* **Directions**:
An exact reproduction of all the entries below is required.

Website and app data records
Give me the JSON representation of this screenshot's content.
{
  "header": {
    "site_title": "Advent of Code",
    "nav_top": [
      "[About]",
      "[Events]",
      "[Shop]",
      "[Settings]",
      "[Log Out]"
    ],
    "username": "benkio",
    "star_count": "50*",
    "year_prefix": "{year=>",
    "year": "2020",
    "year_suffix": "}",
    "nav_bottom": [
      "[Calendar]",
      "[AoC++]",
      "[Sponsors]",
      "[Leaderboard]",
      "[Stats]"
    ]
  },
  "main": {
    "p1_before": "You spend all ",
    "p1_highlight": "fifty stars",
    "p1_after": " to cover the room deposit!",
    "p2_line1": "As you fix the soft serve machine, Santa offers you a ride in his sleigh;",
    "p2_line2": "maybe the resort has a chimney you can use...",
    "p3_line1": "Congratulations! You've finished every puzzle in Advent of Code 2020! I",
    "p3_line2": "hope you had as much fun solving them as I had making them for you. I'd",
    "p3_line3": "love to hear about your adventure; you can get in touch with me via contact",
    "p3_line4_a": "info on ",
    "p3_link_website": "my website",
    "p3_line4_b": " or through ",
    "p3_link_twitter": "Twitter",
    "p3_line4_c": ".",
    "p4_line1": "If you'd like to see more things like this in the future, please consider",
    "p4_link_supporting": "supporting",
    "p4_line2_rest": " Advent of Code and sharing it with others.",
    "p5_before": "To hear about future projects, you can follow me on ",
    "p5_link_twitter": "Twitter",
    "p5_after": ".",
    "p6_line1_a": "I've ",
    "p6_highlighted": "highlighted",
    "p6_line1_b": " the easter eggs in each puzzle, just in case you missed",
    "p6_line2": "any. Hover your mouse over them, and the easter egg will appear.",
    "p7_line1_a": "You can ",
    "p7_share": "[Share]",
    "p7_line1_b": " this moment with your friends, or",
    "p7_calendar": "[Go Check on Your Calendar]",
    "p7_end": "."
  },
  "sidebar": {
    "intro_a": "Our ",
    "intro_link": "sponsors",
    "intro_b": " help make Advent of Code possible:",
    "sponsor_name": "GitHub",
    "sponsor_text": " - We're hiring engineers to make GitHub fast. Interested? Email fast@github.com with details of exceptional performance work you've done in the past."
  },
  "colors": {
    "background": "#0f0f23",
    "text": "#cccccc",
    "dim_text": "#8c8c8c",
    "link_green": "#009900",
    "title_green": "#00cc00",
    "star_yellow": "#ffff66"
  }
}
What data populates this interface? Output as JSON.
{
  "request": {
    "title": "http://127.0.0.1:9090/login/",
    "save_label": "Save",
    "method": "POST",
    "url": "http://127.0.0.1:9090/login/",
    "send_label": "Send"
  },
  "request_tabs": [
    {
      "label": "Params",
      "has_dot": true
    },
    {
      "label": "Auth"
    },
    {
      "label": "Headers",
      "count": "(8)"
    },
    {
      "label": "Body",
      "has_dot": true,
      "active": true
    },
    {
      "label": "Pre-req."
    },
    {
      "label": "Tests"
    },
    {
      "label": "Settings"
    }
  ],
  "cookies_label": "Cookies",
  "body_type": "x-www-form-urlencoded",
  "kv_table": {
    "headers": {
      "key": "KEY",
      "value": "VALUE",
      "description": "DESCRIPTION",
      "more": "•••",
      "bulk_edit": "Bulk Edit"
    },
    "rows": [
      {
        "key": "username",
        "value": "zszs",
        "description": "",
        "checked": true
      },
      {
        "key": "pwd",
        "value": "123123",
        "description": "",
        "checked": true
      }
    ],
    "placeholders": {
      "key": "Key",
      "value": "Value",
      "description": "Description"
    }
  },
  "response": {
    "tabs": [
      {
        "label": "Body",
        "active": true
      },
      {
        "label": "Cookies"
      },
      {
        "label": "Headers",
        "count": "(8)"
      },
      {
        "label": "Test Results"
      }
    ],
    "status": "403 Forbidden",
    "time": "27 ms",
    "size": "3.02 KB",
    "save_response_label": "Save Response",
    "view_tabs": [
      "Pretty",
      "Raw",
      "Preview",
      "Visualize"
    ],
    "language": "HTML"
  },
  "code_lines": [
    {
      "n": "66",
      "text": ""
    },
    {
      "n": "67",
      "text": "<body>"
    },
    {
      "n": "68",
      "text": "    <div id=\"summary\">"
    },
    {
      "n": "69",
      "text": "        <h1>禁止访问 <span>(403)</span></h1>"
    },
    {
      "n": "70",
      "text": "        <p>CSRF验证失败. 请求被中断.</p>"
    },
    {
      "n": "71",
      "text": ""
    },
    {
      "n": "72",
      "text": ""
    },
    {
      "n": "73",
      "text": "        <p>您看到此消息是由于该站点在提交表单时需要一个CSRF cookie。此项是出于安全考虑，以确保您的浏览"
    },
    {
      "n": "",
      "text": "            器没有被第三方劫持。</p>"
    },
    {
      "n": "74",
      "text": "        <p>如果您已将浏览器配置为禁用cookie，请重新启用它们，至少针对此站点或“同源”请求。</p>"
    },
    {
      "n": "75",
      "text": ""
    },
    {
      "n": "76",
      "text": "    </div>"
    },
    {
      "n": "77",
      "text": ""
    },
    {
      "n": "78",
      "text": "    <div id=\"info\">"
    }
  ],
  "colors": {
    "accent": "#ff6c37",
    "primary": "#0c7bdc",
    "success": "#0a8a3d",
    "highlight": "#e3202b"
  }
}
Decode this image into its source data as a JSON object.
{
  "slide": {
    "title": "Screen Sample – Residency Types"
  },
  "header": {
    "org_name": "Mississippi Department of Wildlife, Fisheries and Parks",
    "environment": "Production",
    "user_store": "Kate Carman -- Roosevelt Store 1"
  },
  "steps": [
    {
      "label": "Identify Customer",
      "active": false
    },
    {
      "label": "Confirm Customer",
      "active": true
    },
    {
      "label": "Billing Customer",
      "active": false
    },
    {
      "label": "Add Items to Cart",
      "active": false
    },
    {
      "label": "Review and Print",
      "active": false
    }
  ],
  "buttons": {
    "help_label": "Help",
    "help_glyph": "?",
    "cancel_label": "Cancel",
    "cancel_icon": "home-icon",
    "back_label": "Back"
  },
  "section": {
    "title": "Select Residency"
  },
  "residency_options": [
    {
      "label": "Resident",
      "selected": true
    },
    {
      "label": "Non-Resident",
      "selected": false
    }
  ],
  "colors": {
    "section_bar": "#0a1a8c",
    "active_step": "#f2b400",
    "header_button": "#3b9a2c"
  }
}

* **Task result**:
Give me the JSON representation of this screenshot's content.
{
  "header": {
    "site_title": "Advent of Code",
    "nav_top": [
      "[About]",
      "[Events]",
      "[Shop]",
      "[Settings]",
      "[Log Out]"
    ],
    "username": "benkio",
    "star_count": "50*",
    "year_prefix": "{year=>",
    "year": "2020",
    "year_suffix": "}",
    "nav_bottom": [
      "[Calendar]",
      "[AoC++]",
      "[Sponsors]",
      "[Leaderboard]",
      "[Stats]"
    ]
  },
  "main": {
    "p1_before": "You spend all ",
    "p1_highlight": "fifty stars",
    "p1_after": " to cover the room deposit!",
    "p2_line1": "As you fix the soft serve machine, Santa offers you a ride in his sleigh;",
    "p2_line2": "maybe the resort has a chimney you can use...",
    "p3_line1": "Congratulations! You've finished every puzzle in Advent of Code 2020! I",
    "p3_line2": "hope you had as much fun solving them as I had making them for you. I'd",
    "p3_line3": "love to hear about your adventure; you can get in touch with me via contact",
    "p3_line4_a": "info on ",
    "p3_link_website": "my website",
    "p3_line4_b": " or through ",
    "p3_link_twitter": "Twitter",
    "p3_line4_c": ".",
    "p4_line1": "If you'd like to see more things like this in the future, please consider",
    "p4_link_supporting": "supporting",
    "p4_line2_rest": " Advent of Code and sharing it with others.",
    "p5_before": "To hear about future projects, you can follow me on ",
    "p5_link_twitter": "Twitter",
    "p5_after": ".",
    "p6_line1_a": "I've ",
    "p6_highlighted": "highlighted",
    "p6_line1_b": " the easter eggs in each puzzle, just in case you missed",
    "p6_line2": "any. Hover your mouse over them, and the easter egg will appear.",
    "p7_line1_a": "You can ",
    "p7_share": "[Share]",
    "p7_line1_b": " this moment with your friends, or",
    "p7_calendar": "[Go Check on Your Calendar]",
    "p7_end": "."
  },
  "sidebar": {
    "intro_a": "Our ",
    "intro_link": "sponsors",
    "intro_b": " help make Advent of Code possible:",
    "sponsor_name": "GitHub",
    "sponsor_text": " - We're hiring engineers to make GitHub fast. Interested? Email fast@github.com with details of exceptional performance work you've done in the past."
  },
  "colors": {
    "background": "#0f0f23",
    "text": "#cccccc",
    "dim_text": "#8c8c8c",
    "link_green": "#009900",
    "title_green": "#00cc00",
    "star_yellow": "#ffff66"
  }
}
What data populates this interface? Output as JSON.
{
  "request": {
    "title": "http://127.0.0.1:9090/login/",
    "save_label": "Save",
    "method": "POST",
    "url": "http://127.0.0.1:9090/login/",
    "send_label": "Send"
  },
  "request_tabs": [
    {
      "label": "Params",
      "has_dot": true
    },
    {
      "label": "Auth"
    },
    {
      "label": "Headers",
      "count": "(8)"
    },
    {
      "label": "Body",
      "has_dot": true,
      "active": true
    },
    {
      "label": "Pre-req."
    },
    {
      "label": "Tests"
    },
    {
      "label": "Settings"
    }
  ],
  "cookies_label": "Cookies",
  "body_type": "x-www-form-urlencoded",
  "kv_table": {
    "headers": {
      "key": "KEY",
      "value": "VALUE",
      "description": "DESCRIPTION",
      "more": "•••",
      "bulk_edit": "Bulk Edit"
    },
    "rows": [
      {
        "key": "username",
        "value": "zszs",
        "description": "",
        "checked": true
      },
      {
        "key": "pwd",
        "value": "123123",
        "description": "",
        "checked": true
      }
    ],
    "placeholders": {
      "key": "Key",
      "value": "Value",
      "description": "Description"
    }
  },
  "response": {
    "tabs": [
      {
        "label": "Body",
        "active": true
      },
      {
        "label": "Cookies"
      },
      {
        "label": "Headers",
        "count": "(8)"
      },
      {
        "label": "Test Results"
      }
    ],
    "status": "403 Forbidden",
    "time": "27 ms",
    "size": "3.02 KB",
    "save_response_label": "Save Response",
    "view_tabs": [
      "Pretty",
      "Raw",
      "Preview",
      "Visualize"
    ],
    "language": "HTML"
  },
  "code_lines": [
    {
      "n": "66",
      "text": ""
    },
    {
      "n": "67",
      "text": "<body>"
    },
    {
      "n": "68",
      "text": "    <div id=\"summary\">"
    },
    {
      "n": "69",
      "text": "        <h1>禁止访问 <span>(403)</span></h1>"
    },
    {
      "n": "70",
      "text": "        <p>CSRF验证失败. 请求被中断.</p>"
    },
    {
      "n": "71",
      "text": ""
    },
    {
      "n": "72",
      "text": ""
    },
    {
      "n": "73",
      "text": "        <p>您看到此消息是由于该站点在提交表单时需要一个CSRF cookie。此项是出于安全考虑，以确保您的浏览"
    },
    {
      "n": "",
      "text": "            器没有被第三方劫持。</p>"
    },
    {
      "n": "74",
      "text": "        <p>如果您已将浏览器配置为禁用cookie，请重新启用它们，至少针对此站点或“同源”请求。</p>"
    },
    {
      "n": "75",
      "text": ""
    },
    {
      "n": "76",
      "text": "    </div>"
    },
    {
      "n": "77",
      "text": ""
    },
    {
      "n": "78",
      "text": "    <div id=\"info\">"
    }
  ],
  "colors": {
    "accent": "#ff6c37",
    "primary": "#0c7bdc",
    "success": "#0a8a3d",
    "highlight": "#e3202b"
  }
}
Decode this image into its source data as a JSON object.
{
  "slide": {
    "title": "Screen Sample – Residency Types"
  },
  "header": {
    "org_name": "Mississippi Department of Wildlife, Fisheries and Parks",
    "environment": "Production",
    "user_store": "Kate Carman -- Roosevelt Store 1"
  },
  "steps": [
    {
      "label": "Identify Customer",
      "active": false
    },
    {
      "label": "Confirm Customer",
      "active": true
    },
    {
      "label": "Billing Customer",
      "active": false
    },
    {
      "label": "Add Items to Cart",
      "active": false
    },
    {
      "label": "Review and Print",
      "active": false
    }
  ],
  "buttons": {
    "help_label": "Help",
    "help_glyph": "?",
    "cancel_label": "Cancel",
    "cancel_icon": "home-icon",
    "back_label": "Back"
  },
  "section": {
    "title": "Select Residency"
  },
  "residency_options": [
    {
      "label": "Resident",
      "selected": true
    },
    {
      "label": "Non-Resident",
      "selected": false
    }
  ],
  "colors": {
    "section_bar": "#0a1a8c",
    "active_step": "#f2b400",
    "header_button": "#3b9a2c"
  }
}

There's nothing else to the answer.